◆ Work task
Say how many lines below contain the word "package". The number is the entire reply.

[Interface dataset entries]
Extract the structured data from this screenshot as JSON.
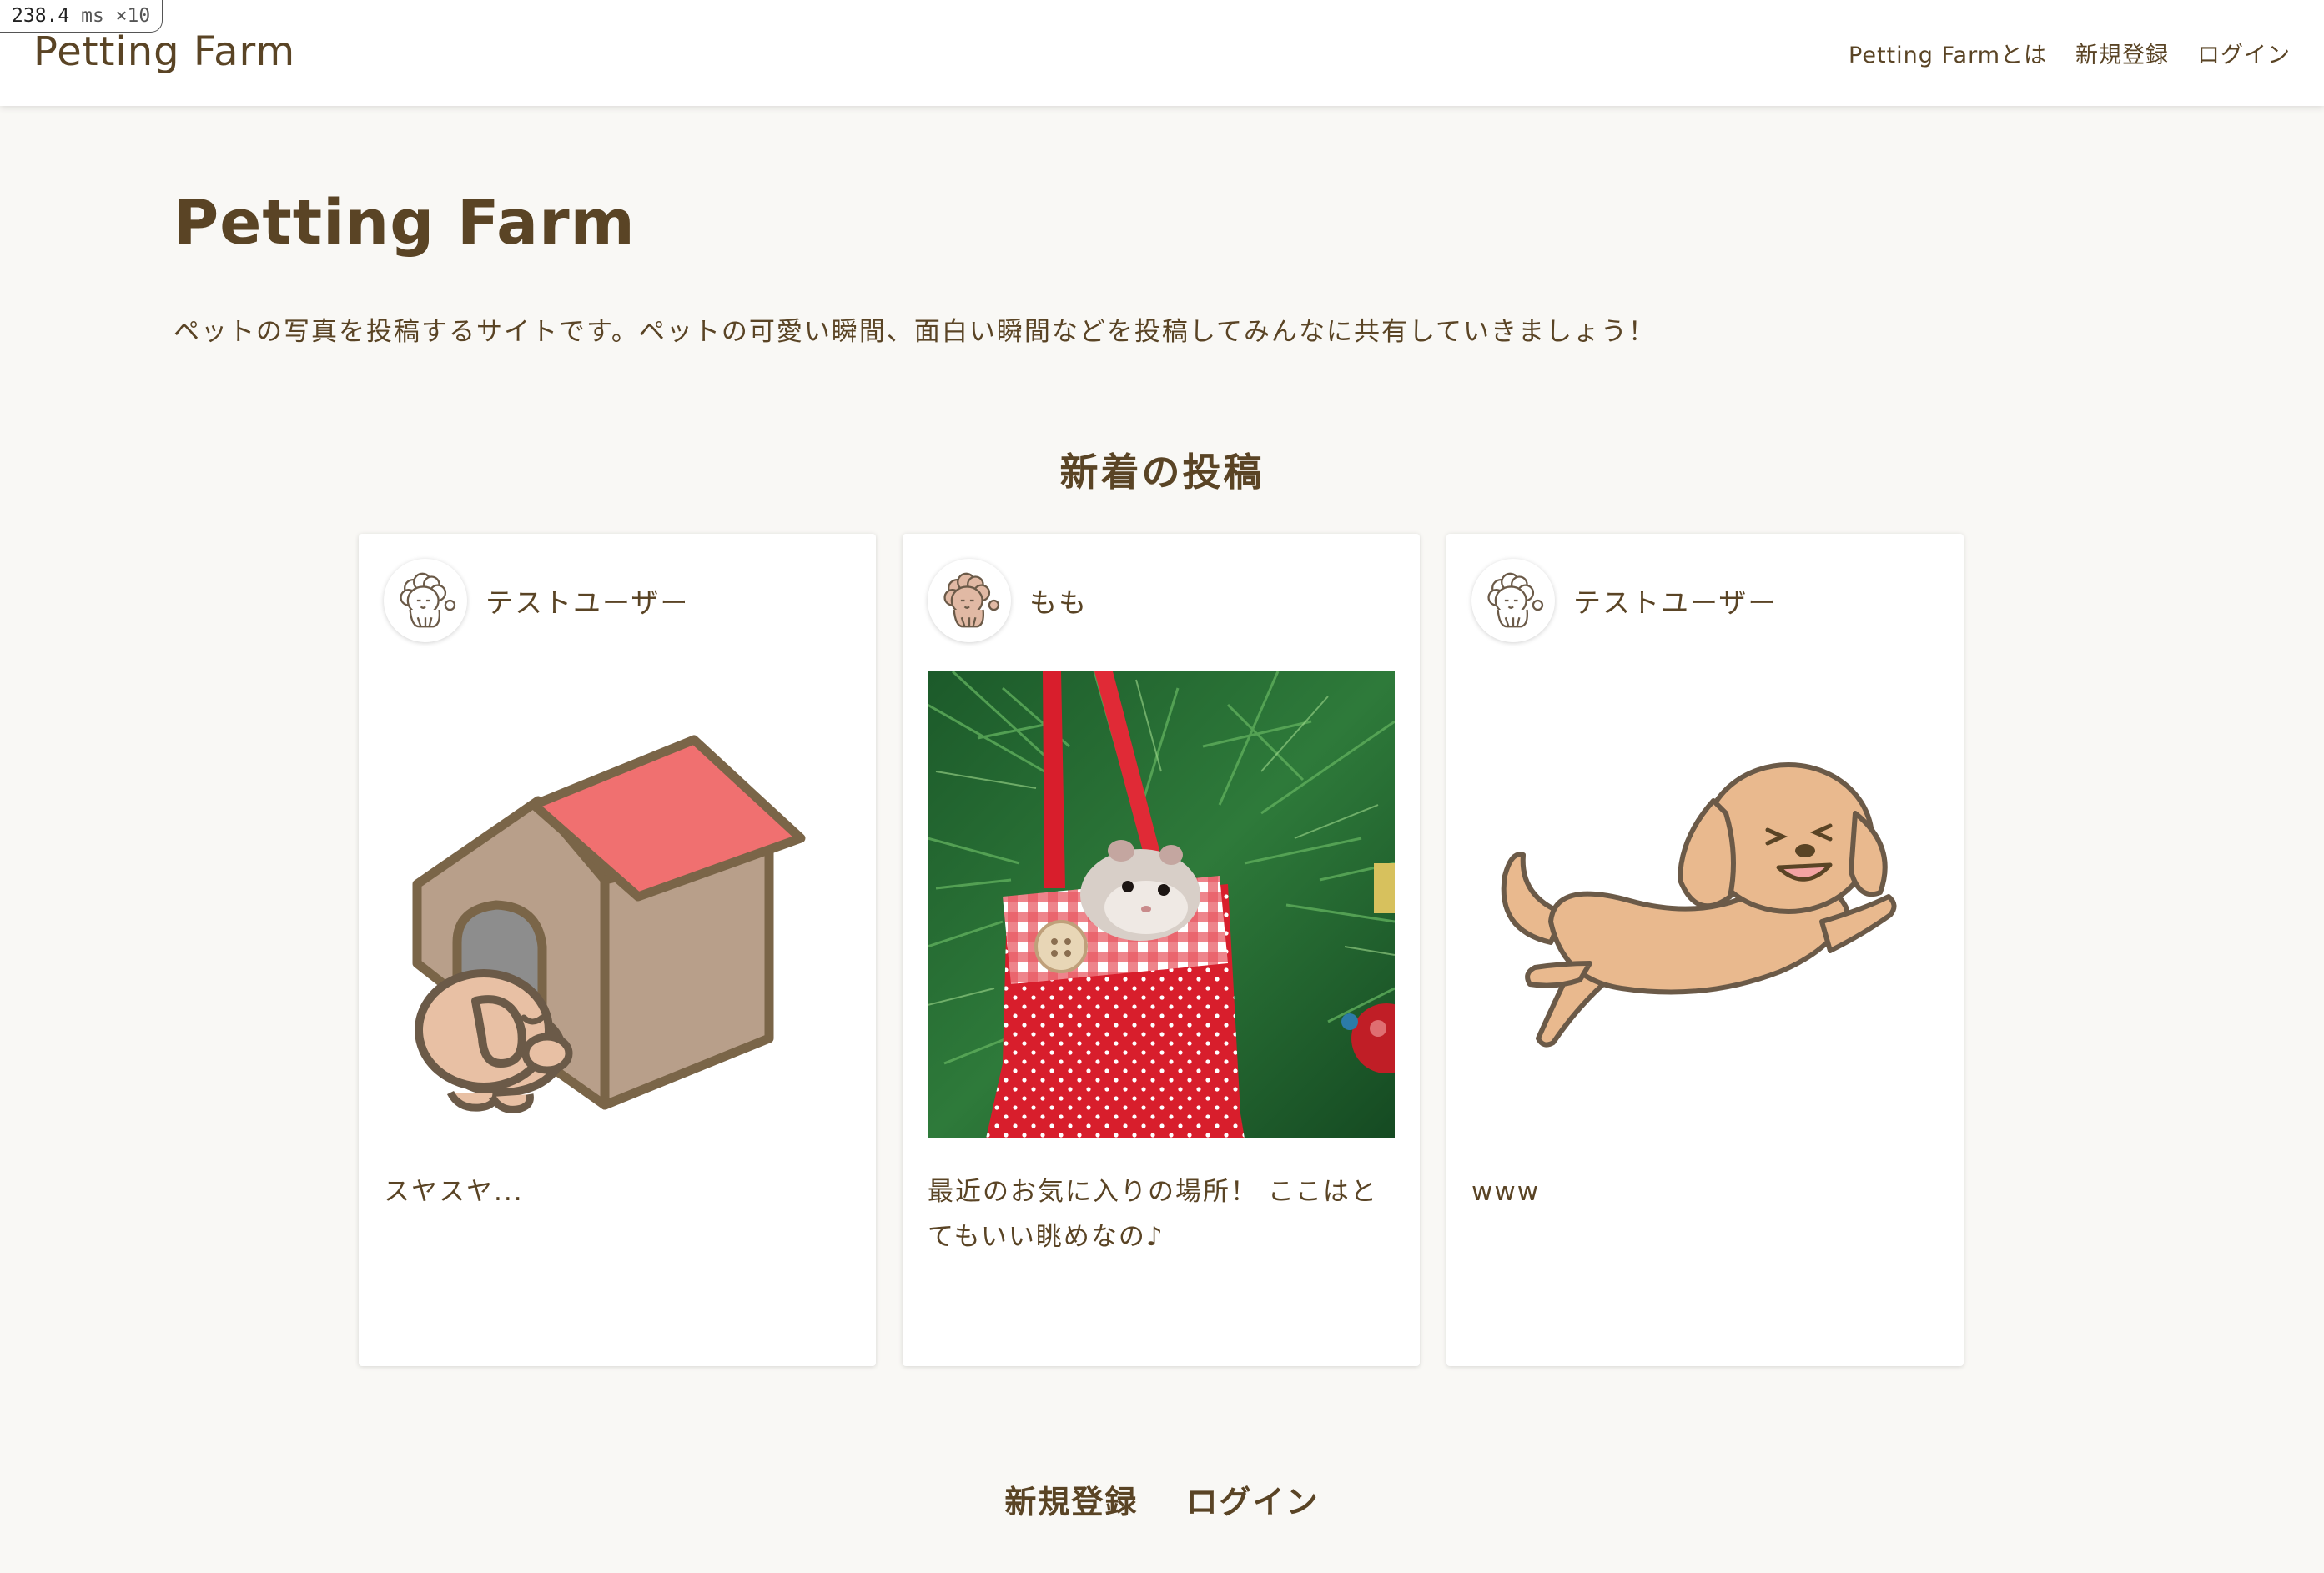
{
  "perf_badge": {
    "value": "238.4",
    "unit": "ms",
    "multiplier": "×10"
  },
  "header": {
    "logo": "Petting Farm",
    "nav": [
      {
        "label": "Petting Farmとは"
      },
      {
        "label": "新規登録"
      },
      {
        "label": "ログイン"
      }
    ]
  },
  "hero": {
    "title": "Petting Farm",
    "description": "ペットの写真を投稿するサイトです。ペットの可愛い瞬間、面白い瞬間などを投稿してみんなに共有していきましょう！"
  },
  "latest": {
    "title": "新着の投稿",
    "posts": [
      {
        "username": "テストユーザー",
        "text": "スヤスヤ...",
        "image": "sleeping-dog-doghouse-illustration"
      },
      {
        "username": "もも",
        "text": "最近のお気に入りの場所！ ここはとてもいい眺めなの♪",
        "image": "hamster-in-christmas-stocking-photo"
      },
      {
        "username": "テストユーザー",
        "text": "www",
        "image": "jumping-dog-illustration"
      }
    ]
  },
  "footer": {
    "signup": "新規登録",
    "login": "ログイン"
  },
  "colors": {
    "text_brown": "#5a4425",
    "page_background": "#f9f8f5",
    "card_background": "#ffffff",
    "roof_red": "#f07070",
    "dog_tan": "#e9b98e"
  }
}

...

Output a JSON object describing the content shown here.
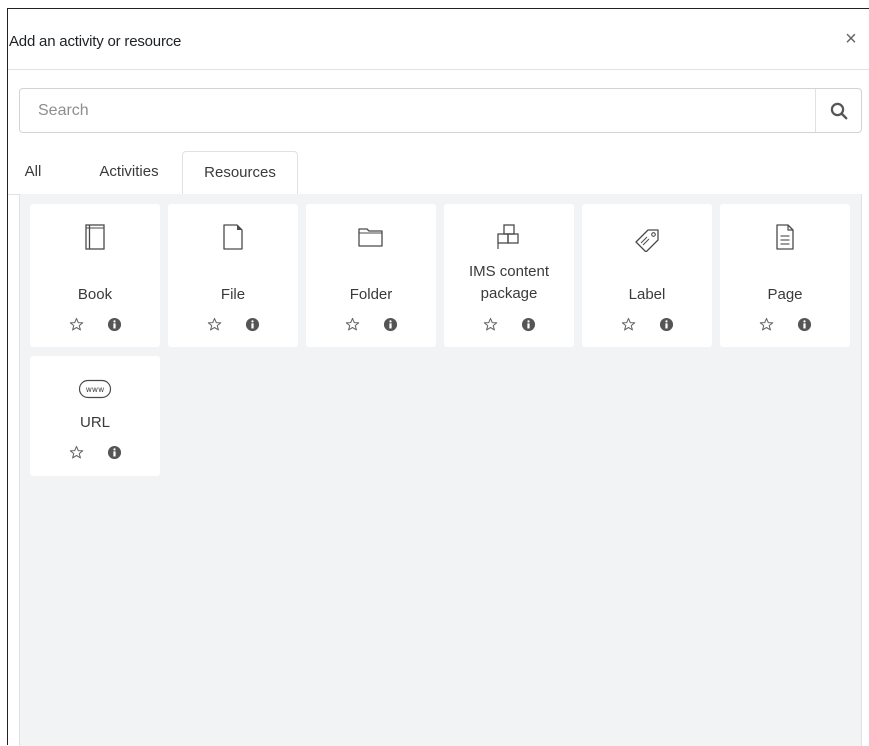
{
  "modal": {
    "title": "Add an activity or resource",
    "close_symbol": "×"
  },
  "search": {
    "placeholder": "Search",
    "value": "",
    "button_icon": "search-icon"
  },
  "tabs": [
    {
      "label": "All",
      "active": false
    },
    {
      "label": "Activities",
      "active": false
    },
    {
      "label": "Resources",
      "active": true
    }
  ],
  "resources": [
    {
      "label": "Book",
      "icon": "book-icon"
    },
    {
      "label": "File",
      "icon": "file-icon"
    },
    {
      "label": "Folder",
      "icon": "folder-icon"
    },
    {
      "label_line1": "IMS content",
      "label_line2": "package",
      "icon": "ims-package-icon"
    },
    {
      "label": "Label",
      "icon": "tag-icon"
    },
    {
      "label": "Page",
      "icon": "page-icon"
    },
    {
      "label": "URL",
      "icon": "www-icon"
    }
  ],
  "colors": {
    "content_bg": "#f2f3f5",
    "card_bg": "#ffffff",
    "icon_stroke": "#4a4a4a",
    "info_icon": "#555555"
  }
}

◆ Task response
2